> WHAT IS BEING ASKED: Only the pictures are to be left out; set down the rest of the records exactly.

App and web page records

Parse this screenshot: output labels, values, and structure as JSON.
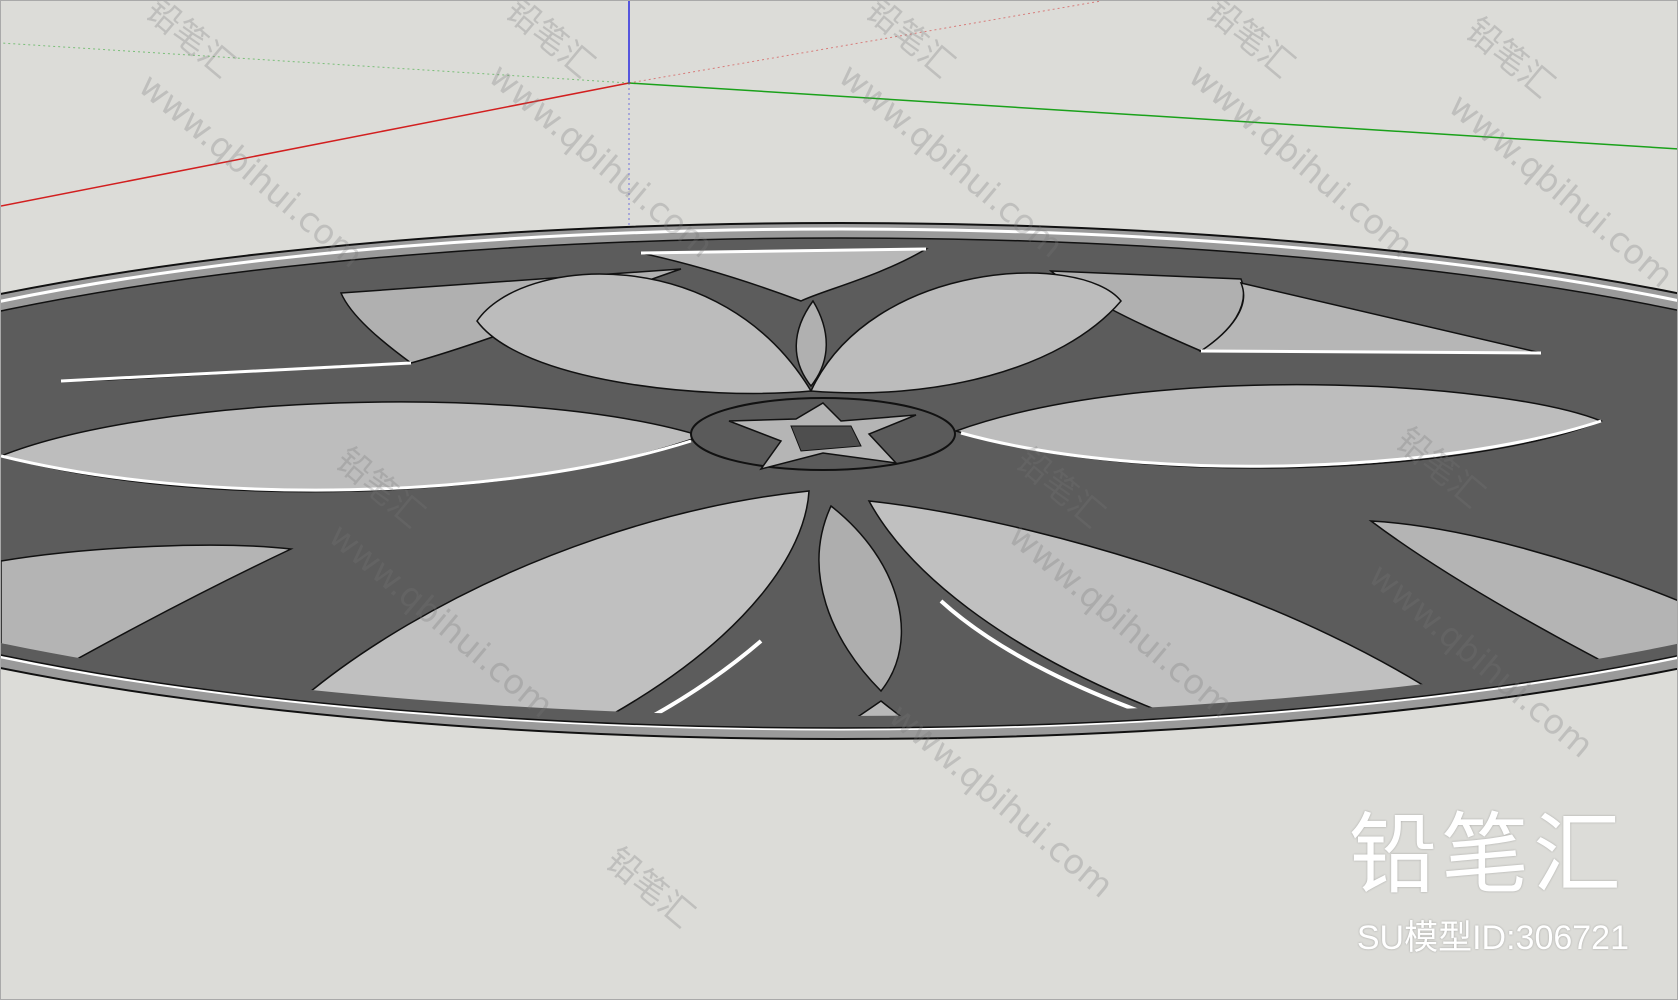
{
  "watermark": {
    "brand_text": "铅笔汇",
    "url_text": "www.qbihui.com"
  },
  "overlay": {
    "brand": "铅笔汇",
    "model_id": "SU模型ID:306721"
  },
  "colors": {
    "background": "#dcdcd8",
    "axis_red": "#d21f1f",
    "axis_green": "#1aa11a",
    "axis_blue": "#2a2ae0",
    "dark_stone": "#5c5c5c",
    "light_stone": "#b8b8b8",
    "edge": "#111111",
    "highlight": "#ffffff"
  },
  "icons": {
    "axis_origin": "axes-origin-icon"
  }
}
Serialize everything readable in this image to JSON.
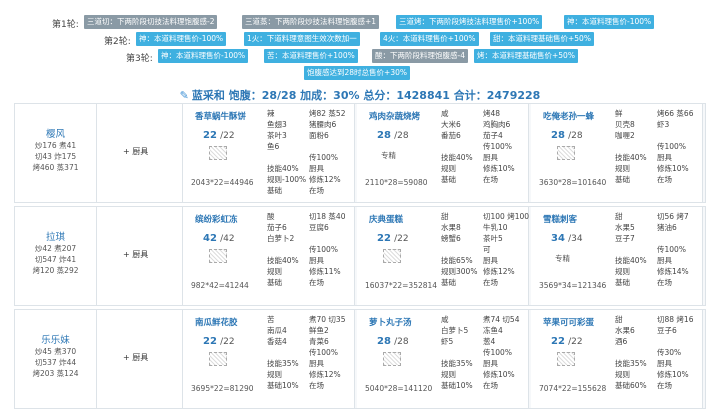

> COMPLETED EXERCISE:
Parse this screenshot: output labels, values, and structure as JSON.
{
  "watermark": {
    "brand_text": "铅笔汇",
    "url_text": "www.qbihui.com"
  },
  "overlay": {
    "brand": "铅笔汇",
    "model_id": "SU模型ID:306721"
  },
  "colors": {
    "background": "#dcdcd8",
    "axis_red": "#d21f1f",
    "axis_green": "#1aa11a",
    "axis_blue": "#2a2ae0",
    "dark_stone": "#5c5c5c",
    "light_stone": "#b8b8b8",
    "edge": "#111111",
    "highlight": "#ffffff"
  },
  "icons": {
    "axis_origin": "axes-origin-icon"
  }
}
Serialize everything readable in this image to JSON.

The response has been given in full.